Were it not for his poetry, it might be hard to tell how Paterson feels with his lot in life. Do the people he meets, all of whom somehow reflect fragments of himself, cheer or depress him? Does his restless, curiously jobless, wife exasperate or charm him?

But the film is not about dissatisfaction, disaffection, or disfunction. Paterson’s poetry, which we hear and see, both in Driver’s voiceover and in written onscreen text, gives a window to an interior sentimentality, in which his fears and melancholy are drawn mainly from a genuine appreciation of what he already possesses.

There is something super innocent about Paterson. His contentment, his humour, his seemingly endless patience, coupled with a great deal of financial ambiguity, are total throwbacks, and I doubt this kind of single income lifestyle is particularly more plausible in New Jersey than it is here in New Zealand.

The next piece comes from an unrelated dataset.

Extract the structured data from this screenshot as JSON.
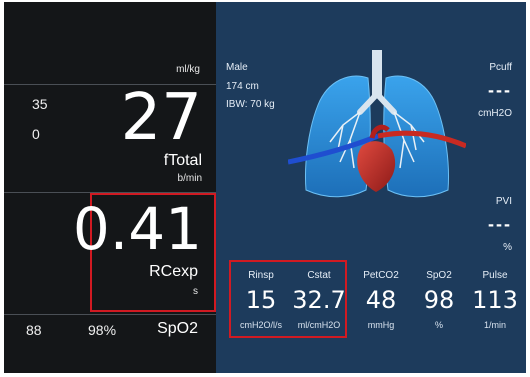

Nostalgia is always a risk and Paterson, with his leafy suburb, nice manners and modest, technology averse lifestyle, is perhaps a little bit more loaded than intended. God knows the NIMBY’s will love it. It has also been noted elsewhere that the primarily African American cast that Paterson spends his time gently observing, suggests a problematic fetishisation on Jarmusch’s part. And certainly, coupled with the romanticisation of yesteryear, it does feel like a somewhat flat take on race in America.

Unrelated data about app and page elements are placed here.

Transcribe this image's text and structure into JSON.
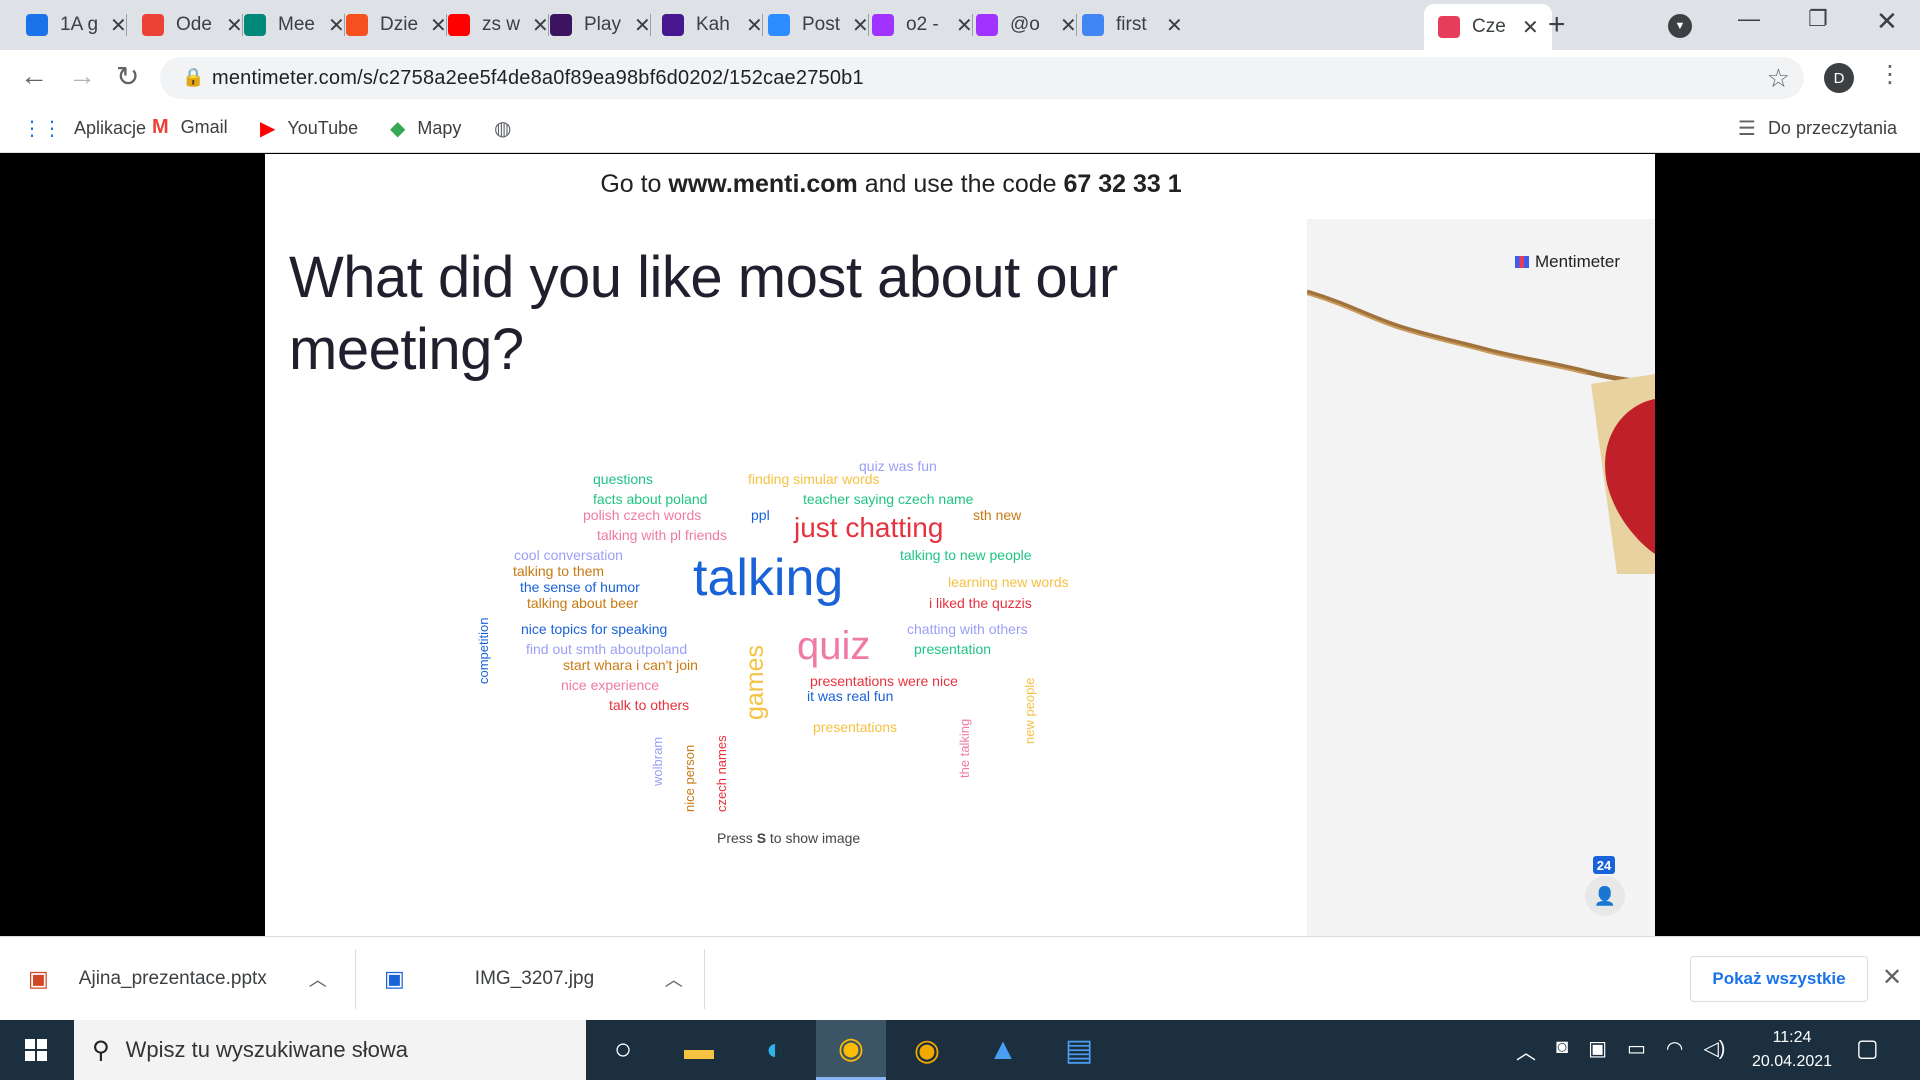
{
  "browser": {
    "tabs": [
      {
        "title": "1A g",
        "icon": "contacts-icon",
        "color": "#1a73e8"
      },
      {
        "title": "Ode",
        "icon": "gmail-icon",
        "color": "#ea4335"
      },
      {
        "title": "Mee",
        "icon": "meet-icon",
        "color": "#00897b"
      },
      {
        "title": "Dzie",
        "icon": "plus-app-icon",
        "color": "#f4511e"
      },
      {
        "title": "zs w",
        "icon": "youtube-icon",
        "color": "#ff0000"
      },
      {
        "title": "Play",
        "icon": "quizlet-icon",
        "color": "#3c1361"
      },
      {
        "title": "Kah",
        "icon": "kahoot-icon",
        "color": "#46178f"
      },
      {
        "title": "Post",
        "icon": "zoom-icon",
        "color": "#2d8cff"
      },
      {
        "title": "o2 -",
        "icon": "messenger-icon",
        "color": "#a033ff"
      },
      {
        "title": "@o",
        "icon": "messenger-icon",
        "color": "#a033ff"
      },
      {
        "title": "first",
        "icon": "google-icon",
        "color": "#4285f4"
      },
      {
        "title": "Cze",
        "icon": "mentimeter-icon",
        "color": "#e63d5a"
      }
    ],
    "url": "mentimeter.com/s/c2758a2ee5f4de8a0f89ea98bf6d0202/152cae2750b1",
    "profile_initial": "D",
    "bookmarks": [
      {
        "label": "Aplikacje",
        "icon": "apps-grid-icon"
      },
      {
        "label": "Gmail",
        "icon": "gmail-icon"
      },
      {
        "label": "YouTube",
        "icon": "youtube-icon"
      },
      {
        "label": "Mapy",
        "icon": "maps-icon"
      },
      {
        "label": "",
        "icon": "globe-icon"
      }
    ],
    "reading_list": "Do przeczytania"
  },
  "slide": {
    "code_prefix": "Go to ",
    "code_site": "www.menti.com",
    "code_middle": " and use the code ",
    "code_value": "67 32 33 1",
    "question": "What did you like most about our meeting?",
    "press_hint_pre": "Press ",
    "press_hint_key": "S",
    "press_hint_post": " to show image",
    "brand": "Mentimeter",
    "participants": "24"
  },
  "wordcloud": [
    {
      "text": "questions",
      "color": "#20c386"
    },
    {
      "text": "finding simular words",
      "color": "#f5c242"
    },
    {
      "text": "quiz was fun",
      "color": "#9a9ff5"
    },
    {
      "text": "facts about poland",
      "color": "#20c386"
    },
    {
      "text": "teacher saying czech name",
      "color": "#20c386"
    },
    {
      "text": "polish czech words",
      "color": "#f07aa5"
    },
    {
      "text": "ppl",
      "color": "#1a62d8"
    },
    {
      "text": "sth new",
      "color": "#c77a12"
    },
    {
      "text": "talking with pl friends",
      "color": "#f07aa5"
    },
    {
      "text": "just chatting",
      "color": "#e6323e"
    },
    {
      "text": "cool conversation",
      "color": "#9a9ff5"
    },
    {
      "text": "talking to new people",
      "color": "#20c386"
    },
    {
      "text": "talking to them",
      "color": "#c77a12"
    },
    {
      "text": "talking",
      "color": "#1a62d8"
    },
    {
      "text": "learning new words",
      "color": "#f5c242"
    },
    {
      "text": "the sense of humor",
      "color": "#1a62d8"
    },
    {
      "text": "talking about beer",
      "color": "#c77a12"
    },
    {
      "text": "i liked the quzzis",
      "color": "#e6323e"
    },
    {
      "text": "nice topics for speaking",
      "color": "#1a62d8"
    },
    {
      "text": "chatting with others",
      "color": "#9a9ff5"
    },
    {
      "text": "competition",
      "color": "#1a62d8"
    },
    {
      "text": "find out smth aboutpoland",
      "color": "#9a9ff5"
    },
    {
      "text": "quiz",
      "color": "#f07aa5"
    },
    {
      "text": "presentation",
      "color": "#20c386"
    },
    {
      "text": "start whara i can't join",
      "color": "#c77a12"
    },
    {
      "text": "games",
      "color": "#f5c242"
    },
    {
      "text": "presentations were nice",
      "color": "#e6323e"
    },
    {
      "text": "nice experience",
      "color": "#f07aa5"
    },
    {
      "text": "it was real fun",
      "color": "#1a62d8"
    },
    {
      "text": "new people",
      "color": "#f5c242"
    },
    {
      "text": "talk to others",
      "color": "#e6323e"
    },
    {
      "text": "presentations",
      "color": "#f5c242"
    },
    {
      "text": "wolbram",
      "color": "#9a9ff5"
    },
    {
      "text": "nice person",
      "color": "#c77a12"
    },
    {
      "text": "czech names",
      "color": "#e6323e"
    },
    {
      "text": "the talking",
      "color": "#f07aa5"
    }
  ],
  "downloads": [
    {
      "name": "Ajina_prezentace.pptx",
      "icon": "pptx-file-icon"
    },
    {
      "name": "IMG_3207.jpg",
      "icon": "image-file-icon"
    }
  ],
  "show_all_label": "Pokaż wszystkie",
  "taskbar": {
    "search_placeholder": "Wpisz tu wyszukiwane słowa",
    "apps": [
      "cortana-icon",
      "file-explorer-icon",
      "edge-icon",
      "chrome-icon",
      "chrome-canary-icon",
      "photos-icon",
      "notepad-icon"
    ],
    "time": "11:24",
    "date": "20.04.2021"
  }
}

This is not to suggest any ill will on Jarmusch’s part; more that there is a fine line between innocence and naivety. Perhaps what is most troubling is that diverse casting is so unusual in mainstream American cinema that it is hard to see it as apolitical. And in spite of Paterson’s aesthetic and narratives ties to certain ideologies, there doesn’t seem to be any greater social message at play.

Paterson is not so much a story, in the traditional sense, as it is a meditation: on creativity; on counterparts; on contentment; on love. It’s the kind of film my parents might describe as “just a nice film”, which could sound insulting but isn’t.

Films like Paterson are the antithesis of sensationalism and cynicism, without having to resort to Wes Anderson pastels, and it is a great thing to see. For some, the lack of drama or conflict may make the film feel less weighty, or important or memorable, but there is subtle substance in its gentle meandering. Best of all, Paterson is a study in empathy. He may be voyeuristic but there is no judgement or exploitation in how Paterson sees, engages with, and relates to those around him. And in spite of the proliferation of chance encounters, cute coincidences and identical twins in matching outfits, Jarmusch keeps them strange and dreamlike and never twee.

White guy character studies are dime a dozen and Paterson isn’t without its flaws, should you wish to find them. But as a study of sentimentality it’s sweet, funny and, yes, totally beautiful.

Paterson is currently screening at the NZ International Film Festival.